Task details:
For the word "time", return each line of the data in which it occurs.

Dataset rows describing interfaces
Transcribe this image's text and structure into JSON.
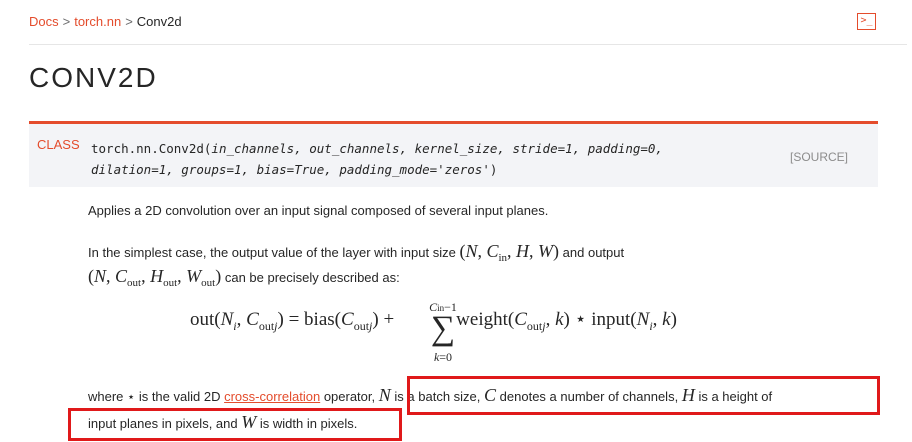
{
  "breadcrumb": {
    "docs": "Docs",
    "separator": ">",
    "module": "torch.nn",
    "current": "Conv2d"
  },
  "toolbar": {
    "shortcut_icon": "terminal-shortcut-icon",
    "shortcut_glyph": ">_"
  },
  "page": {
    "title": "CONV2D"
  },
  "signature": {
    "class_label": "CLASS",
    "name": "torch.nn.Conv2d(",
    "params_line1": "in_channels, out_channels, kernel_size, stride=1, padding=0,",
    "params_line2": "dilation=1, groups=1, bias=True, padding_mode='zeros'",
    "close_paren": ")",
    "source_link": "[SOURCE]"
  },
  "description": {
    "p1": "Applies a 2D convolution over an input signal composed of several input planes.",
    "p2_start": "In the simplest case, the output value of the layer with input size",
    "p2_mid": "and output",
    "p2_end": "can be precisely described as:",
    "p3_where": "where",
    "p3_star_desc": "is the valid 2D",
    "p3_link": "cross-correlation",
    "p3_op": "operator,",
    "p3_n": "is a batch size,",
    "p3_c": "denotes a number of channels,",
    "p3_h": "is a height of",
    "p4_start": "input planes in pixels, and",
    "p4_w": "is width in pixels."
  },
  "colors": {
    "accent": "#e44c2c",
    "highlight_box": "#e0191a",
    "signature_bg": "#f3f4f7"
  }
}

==

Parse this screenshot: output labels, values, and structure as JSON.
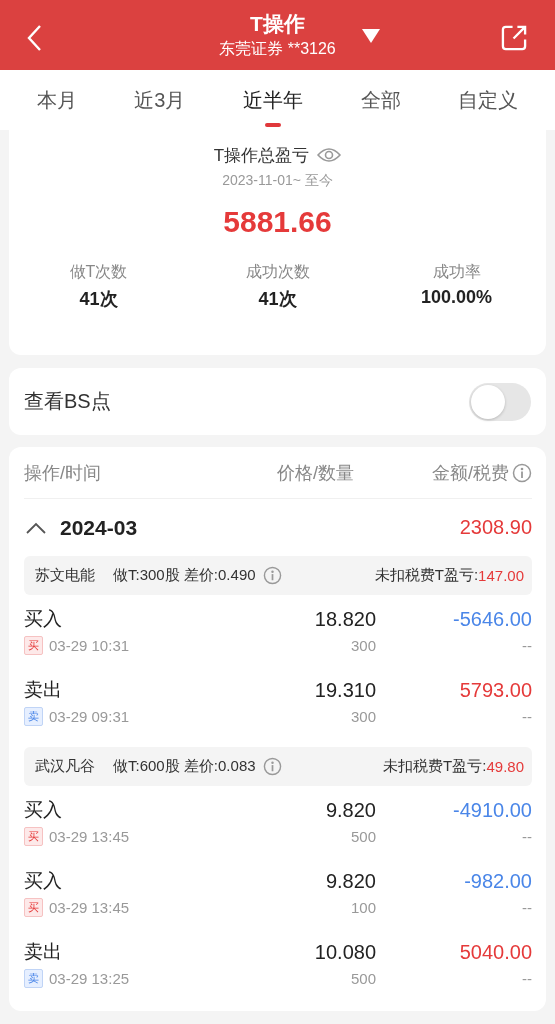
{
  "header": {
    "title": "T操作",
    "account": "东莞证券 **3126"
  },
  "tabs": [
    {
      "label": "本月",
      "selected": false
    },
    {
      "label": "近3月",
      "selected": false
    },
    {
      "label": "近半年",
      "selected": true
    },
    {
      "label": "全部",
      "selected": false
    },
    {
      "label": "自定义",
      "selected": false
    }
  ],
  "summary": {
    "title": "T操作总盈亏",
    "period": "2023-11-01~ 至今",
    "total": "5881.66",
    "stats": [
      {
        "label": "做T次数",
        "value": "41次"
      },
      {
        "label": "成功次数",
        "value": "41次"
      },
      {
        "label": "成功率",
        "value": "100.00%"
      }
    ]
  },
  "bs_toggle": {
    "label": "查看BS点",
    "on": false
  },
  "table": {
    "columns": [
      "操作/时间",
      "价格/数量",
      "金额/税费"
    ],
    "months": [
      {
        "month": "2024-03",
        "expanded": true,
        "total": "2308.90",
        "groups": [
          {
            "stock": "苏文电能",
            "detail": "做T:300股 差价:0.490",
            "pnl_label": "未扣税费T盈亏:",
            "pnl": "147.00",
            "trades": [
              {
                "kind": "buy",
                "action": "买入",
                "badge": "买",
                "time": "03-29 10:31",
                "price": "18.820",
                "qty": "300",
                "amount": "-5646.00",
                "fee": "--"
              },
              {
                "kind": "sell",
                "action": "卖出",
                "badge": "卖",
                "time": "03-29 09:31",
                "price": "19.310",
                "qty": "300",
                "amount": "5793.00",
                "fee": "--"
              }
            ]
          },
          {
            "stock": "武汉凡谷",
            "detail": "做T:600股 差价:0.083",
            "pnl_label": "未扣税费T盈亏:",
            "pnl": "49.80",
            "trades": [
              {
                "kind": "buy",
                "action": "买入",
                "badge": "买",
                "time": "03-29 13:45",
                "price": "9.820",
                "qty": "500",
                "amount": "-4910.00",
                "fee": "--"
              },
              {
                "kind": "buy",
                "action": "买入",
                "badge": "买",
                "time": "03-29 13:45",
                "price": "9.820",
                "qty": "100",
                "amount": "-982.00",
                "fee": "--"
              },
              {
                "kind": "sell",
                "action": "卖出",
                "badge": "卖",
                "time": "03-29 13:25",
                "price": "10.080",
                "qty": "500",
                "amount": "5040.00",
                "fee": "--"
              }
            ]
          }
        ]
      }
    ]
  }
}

Response to the exercise:
                "time": "03-29 10:31",
                "time": "03-29 09:31",
                "time": "03-29 13:45",
                "time": "03-29 13:45",
                "time": "03-29 13:25",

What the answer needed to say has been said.